90 days from today is Sun, 10 March 2024
7 July 2023
The Police Federation of England and Wales (PFEW) has termed the HMICFRS’ PEEL inspection report 2021/22 as shining a spotlight on the real-world consequences of more than a decade of underfunding the UK’s police service.
PFEW Deputy National Chair, Tiff Lynch, said: “The Police Performance report reveals the impact of acute underfunding, leaving UK policing struggling to modernise. The PFEW has too often highlighted the low morale of our members due to poor pay, poor funding, and inadequate resources. This is reflected in the increasing attrition rates that the report highlights, and yet despite the suggested success of the Police Uplift Programme, forces are still operating with inadequate levels of officers.”
PFEW notes the report has rightly found that experienced offices are leaving the service, and forces are finding themselves left with more officers young in service than ever before. Without sufficient long-term investment by the Government, as recommended by the HMICFRS in its report, the system will continue to let down those working in the service and they will seek alternative employment. Ultimately, it is the public who will bear the consequences.

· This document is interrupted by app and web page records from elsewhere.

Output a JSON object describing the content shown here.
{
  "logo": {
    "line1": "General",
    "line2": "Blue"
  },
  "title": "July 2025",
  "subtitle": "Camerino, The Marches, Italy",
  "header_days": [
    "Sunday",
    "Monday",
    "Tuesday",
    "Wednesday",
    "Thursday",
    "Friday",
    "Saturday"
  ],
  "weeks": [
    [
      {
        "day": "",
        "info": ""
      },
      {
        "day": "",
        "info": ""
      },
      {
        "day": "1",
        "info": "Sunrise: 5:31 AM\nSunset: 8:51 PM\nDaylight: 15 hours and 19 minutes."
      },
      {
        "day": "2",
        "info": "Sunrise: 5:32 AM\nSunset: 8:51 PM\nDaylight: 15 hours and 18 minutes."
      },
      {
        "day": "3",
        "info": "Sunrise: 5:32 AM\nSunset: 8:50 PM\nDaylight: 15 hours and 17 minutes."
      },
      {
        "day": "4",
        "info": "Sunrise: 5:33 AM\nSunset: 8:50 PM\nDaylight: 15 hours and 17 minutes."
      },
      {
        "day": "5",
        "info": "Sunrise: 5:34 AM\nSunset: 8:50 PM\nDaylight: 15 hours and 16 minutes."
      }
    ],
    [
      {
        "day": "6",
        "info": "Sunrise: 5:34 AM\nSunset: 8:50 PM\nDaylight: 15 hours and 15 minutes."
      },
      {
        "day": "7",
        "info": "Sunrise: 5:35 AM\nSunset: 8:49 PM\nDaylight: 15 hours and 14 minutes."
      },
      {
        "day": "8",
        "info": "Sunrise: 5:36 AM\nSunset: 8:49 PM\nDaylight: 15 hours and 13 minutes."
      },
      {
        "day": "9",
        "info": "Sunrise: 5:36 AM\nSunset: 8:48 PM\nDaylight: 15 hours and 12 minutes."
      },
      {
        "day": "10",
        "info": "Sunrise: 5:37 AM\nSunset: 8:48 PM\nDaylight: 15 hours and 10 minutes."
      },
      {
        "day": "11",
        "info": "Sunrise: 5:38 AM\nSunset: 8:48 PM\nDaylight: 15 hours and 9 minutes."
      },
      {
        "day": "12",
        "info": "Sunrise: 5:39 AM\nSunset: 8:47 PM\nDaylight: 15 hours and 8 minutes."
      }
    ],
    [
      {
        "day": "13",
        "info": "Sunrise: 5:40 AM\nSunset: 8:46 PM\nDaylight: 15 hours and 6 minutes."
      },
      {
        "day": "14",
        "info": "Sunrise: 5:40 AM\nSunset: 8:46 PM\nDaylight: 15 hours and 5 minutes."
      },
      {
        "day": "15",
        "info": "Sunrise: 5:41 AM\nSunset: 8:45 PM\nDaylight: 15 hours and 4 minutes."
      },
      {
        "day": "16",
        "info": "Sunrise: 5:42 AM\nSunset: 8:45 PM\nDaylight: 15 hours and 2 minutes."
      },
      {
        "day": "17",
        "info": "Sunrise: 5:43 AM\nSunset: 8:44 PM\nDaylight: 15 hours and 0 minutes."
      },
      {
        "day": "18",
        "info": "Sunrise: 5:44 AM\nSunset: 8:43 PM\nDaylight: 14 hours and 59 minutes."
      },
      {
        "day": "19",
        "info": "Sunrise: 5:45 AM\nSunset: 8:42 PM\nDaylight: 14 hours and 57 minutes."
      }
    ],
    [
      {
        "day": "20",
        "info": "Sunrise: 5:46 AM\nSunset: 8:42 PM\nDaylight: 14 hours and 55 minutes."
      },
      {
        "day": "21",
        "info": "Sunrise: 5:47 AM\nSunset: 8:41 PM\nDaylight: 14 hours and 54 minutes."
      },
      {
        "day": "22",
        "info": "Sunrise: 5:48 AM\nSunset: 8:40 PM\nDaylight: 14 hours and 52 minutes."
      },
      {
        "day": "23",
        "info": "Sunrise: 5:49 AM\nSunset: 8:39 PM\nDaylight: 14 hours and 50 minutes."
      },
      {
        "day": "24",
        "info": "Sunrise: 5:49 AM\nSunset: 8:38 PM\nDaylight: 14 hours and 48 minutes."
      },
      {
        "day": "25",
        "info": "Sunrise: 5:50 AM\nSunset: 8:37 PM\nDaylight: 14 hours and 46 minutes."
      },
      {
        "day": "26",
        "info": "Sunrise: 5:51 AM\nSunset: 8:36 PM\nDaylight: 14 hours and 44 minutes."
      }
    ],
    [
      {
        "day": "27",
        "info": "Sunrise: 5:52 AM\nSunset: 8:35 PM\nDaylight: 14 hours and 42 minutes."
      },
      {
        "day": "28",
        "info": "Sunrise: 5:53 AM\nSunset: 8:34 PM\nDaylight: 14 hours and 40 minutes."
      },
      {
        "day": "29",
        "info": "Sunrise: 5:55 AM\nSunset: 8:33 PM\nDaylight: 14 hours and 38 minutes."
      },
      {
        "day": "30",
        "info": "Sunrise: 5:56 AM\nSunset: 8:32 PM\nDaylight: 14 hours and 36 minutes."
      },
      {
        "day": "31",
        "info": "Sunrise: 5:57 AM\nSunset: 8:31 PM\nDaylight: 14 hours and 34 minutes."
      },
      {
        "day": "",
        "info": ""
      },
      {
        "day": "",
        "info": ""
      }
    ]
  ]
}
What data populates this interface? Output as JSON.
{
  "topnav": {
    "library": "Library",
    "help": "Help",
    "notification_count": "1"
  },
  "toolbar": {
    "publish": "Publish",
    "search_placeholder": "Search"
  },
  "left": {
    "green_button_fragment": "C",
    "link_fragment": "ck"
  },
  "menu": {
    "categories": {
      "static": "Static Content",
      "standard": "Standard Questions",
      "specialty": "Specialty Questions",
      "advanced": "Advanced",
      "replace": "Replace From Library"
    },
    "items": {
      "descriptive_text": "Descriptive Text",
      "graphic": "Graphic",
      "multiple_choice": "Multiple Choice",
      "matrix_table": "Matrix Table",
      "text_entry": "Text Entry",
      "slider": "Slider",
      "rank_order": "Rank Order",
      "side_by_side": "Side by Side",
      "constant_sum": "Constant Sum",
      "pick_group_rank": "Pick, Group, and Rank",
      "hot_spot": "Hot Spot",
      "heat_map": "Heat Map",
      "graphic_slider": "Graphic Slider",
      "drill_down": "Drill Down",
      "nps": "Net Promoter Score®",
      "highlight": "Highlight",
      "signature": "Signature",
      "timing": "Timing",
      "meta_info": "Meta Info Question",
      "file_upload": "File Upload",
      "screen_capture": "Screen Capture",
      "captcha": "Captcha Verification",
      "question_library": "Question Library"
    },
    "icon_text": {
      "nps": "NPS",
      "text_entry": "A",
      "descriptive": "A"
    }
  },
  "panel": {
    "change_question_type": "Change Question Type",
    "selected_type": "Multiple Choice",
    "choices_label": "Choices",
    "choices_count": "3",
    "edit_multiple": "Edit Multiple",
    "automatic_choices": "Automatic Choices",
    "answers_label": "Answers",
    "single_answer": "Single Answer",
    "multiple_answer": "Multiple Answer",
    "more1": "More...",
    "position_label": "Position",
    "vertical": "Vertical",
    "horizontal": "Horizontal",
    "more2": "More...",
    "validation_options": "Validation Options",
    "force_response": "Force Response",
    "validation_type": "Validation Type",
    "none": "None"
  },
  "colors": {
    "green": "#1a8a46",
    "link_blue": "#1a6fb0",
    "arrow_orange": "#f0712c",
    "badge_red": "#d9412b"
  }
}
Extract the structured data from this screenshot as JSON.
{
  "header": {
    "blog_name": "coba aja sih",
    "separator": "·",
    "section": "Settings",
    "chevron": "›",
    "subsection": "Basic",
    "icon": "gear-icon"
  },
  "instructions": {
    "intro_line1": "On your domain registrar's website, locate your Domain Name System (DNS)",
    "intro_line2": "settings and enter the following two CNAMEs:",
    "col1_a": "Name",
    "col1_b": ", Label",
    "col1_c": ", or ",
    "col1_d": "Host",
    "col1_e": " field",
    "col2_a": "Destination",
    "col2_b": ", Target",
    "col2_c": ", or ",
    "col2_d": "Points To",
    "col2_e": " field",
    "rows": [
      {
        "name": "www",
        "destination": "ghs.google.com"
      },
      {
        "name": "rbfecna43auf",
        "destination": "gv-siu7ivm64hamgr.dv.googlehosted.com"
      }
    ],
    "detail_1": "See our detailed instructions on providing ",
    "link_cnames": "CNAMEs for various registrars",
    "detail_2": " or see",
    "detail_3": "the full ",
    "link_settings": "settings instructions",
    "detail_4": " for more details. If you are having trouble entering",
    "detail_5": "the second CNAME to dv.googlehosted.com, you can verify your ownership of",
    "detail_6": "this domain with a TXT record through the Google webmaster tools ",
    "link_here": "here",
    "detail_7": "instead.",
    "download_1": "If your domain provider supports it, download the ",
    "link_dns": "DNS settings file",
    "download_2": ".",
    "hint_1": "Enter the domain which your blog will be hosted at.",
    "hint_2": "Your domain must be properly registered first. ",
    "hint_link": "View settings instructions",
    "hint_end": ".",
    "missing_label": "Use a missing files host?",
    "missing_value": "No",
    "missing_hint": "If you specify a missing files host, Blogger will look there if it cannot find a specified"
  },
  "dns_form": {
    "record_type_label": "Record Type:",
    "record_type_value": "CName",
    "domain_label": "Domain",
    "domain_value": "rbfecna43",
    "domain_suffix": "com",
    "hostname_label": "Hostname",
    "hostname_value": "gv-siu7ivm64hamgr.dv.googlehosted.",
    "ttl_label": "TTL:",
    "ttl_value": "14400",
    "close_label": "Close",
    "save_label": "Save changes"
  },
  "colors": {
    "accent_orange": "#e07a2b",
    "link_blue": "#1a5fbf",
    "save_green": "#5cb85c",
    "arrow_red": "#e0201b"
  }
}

PFEW agrees with HMICFS that forces too often have knee-jerk reactions to long-term problems and are unable to work proactively enough to prevent issues of public concern from arising in the first place. “We have been calling for an increase and change in structure to funding awards for police forces from three to five years so that forces can properly budget, plan and train officers appropriately for each role,” Tiff added.
The organisation has time and time again reminded the Government that if the issue of long-term, sustained funding for the police service is not addressed, forces remain operating in crisis mode. “As the report highlights, every force which is operating in crisis mode is unable to utilise the systems they have at hand, meaning they are neglected and soon become outdated. Without the ability to effectively plan ahead to use the tools at their disposal, forces are unable to measure the impact of their work on crime rates or public confidence, let alone review how they recruit and retain officers,” Tiff commented.
PFEW acknowledges HMICFRS inspectors finding many forces are suffering because of excessive officer workloads. As the report notes, `many forces workloads are not manageable and that failure to recognise this and act on it risks investigations failing, the public being let down and yet more detriment to workforce well-being’.
Tiff concluded: “There is a common thread throughout this report that links the red flags PFEW have been highlighting repeatedly – a severe lack of funding leaving police forces up and down England and Wales struggling with demand, and officer levels. This is further leading forces to use outdated, cumbersome, and poorly understood systems and processes.
“If our members are to give the public the service they deserve, then long-term, sustained investment in policing must be the Government’s top priority. Only proper investment in the service will allow all the service to implement the procedures and training that are vital to improving policing and regaining public confidence and trust. This report rightly adds more pressure on the Government to take urgent action, invest in policing, improve police pay and officer morale, and restore policing to the respected and trusted public service it should be.”